### [EXERCISE DESCRIPTION]
Please find every line in the records below that contains the word "JSON", and copy it.

### [GIVEN INFORMATION]
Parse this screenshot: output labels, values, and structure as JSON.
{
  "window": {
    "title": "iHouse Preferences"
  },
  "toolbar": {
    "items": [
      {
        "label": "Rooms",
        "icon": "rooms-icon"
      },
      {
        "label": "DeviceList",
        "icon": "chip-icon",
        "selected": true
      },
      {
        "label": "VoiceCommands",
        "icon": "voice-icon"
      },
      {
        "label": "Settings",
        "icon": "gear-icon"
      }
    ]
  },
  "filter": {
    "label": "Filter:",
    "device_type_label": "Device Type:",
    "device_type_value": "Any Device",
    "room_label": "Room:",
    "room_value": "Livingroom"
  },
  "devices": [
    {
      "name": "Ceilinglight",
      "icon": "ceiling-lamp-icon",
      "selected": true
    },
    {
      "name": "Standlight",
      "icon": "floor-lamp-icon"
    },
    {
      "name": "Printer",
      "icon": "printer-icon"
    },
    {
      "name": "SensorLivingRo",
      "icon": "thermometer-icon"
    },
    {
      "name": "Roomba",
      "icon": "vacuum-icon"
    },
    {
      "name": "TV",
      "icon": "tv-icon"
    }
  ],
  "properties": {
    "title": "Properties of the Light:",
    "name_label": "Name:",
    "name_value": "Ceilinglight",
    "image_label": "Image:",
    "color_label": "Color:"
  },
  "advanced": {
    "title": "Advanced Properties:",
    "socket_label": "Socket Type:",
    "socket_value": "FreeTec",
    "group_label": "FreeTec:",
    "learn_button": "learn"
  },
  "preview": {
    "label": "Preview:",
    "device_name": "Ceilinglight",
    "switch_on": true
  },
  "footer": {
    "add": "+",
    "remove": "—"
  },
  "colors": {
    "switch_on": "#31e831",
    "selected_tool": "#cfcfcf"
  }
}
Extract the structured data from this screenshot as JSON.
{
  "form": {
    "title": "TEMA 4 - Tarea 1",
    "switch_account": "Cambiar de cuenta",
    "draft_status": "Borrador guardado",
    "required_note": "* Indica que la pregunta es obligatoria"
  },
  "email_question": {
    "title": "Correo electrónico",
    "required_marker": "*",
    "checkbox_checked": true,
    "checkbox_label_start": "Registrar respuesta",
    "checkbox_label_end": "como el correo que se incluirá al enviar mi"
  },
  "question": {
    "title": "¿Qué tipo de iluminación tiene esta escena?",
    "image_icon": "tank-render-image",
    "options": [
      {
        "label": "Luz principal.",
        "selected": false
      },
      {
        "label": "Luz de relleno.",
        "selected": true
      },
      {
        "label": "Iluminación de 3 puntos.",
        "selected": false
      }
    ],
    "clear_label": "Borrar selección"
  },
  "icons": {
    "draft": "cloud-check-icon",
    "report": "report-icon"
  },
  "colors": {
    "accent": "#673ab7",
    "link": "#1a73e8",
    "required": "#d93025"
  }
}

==

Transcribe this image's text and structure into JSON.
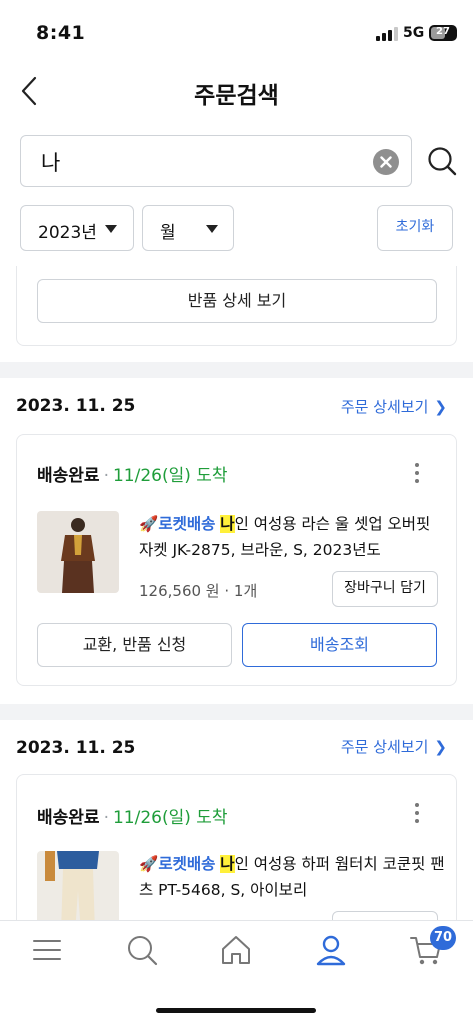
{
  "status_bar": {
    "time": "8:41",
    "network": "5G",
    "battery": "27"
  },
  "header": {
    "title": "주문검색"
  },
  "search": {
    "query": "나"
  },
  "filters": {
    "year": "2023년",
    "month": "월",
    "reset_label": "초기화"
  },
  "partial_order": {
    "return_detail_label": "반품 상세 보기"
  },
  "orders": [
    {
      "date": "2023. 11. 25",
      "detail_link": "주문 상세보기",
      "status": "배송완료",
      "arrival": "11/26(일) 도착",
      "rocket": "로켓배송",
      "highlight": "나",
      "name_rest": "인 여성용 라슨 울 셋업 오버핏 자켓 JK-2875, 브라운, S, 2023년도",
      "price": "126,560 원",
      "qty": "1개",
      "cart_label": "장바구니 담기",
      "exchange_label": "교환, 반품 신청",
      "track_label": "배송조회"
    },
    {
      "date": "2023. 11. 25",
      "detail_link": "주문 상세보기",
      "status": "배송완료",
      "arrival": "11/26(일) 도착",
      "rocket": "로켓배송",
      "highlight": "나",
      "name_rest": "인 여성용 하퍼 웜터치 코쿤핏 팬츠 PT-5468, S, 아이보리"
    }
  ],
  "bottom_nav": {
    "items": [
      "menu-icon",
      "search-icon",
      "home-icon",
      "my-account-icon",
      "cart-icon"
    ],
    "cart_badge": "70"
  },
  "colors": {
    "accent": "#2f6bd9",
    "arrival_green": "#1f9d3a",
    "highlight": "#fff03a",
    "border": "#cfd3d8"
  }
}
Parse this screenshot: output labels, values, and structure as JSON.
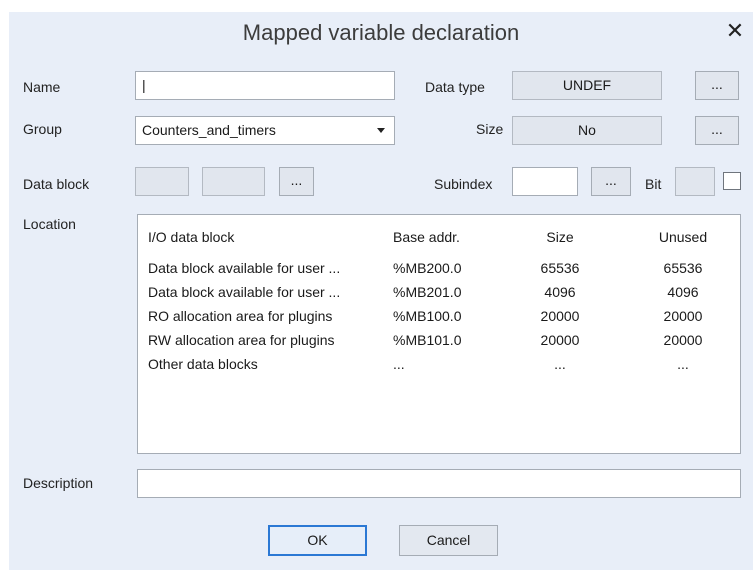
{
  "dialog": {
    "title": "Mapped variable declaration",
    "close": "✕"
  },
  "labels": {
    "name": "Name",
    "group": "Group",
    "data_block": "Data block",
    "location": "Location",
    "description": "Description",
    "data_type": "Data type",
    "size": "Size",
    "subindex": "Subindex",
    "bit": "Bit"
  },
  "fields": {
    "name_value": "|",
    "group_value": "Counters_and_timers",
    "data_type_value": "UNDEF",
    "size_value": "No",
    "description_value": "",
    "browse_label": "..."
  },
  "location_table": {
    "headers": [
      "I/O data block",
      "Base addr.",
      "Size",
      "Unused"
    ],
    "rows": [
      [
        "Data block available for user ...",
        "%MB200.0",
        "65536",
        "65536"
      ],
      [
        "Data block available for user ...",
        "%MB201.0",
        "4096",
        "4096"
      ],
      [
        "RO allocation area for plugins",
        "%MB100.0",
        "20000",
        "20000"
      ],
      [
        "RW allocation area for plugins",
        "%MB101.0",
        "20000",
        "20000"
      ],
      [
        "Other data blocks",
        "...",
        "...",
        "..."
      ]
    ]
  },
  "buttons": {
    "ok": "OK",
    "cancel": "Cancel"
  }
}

### [WRITTEN REPLY]
Parse this screenshot: output labels, values, and structure as JSON.
Extract the structured data from this screenshot as JSON.
Transcribe this image's text and structure into JSON.
Parse this screenshot: output labels, values, and structure as JSON.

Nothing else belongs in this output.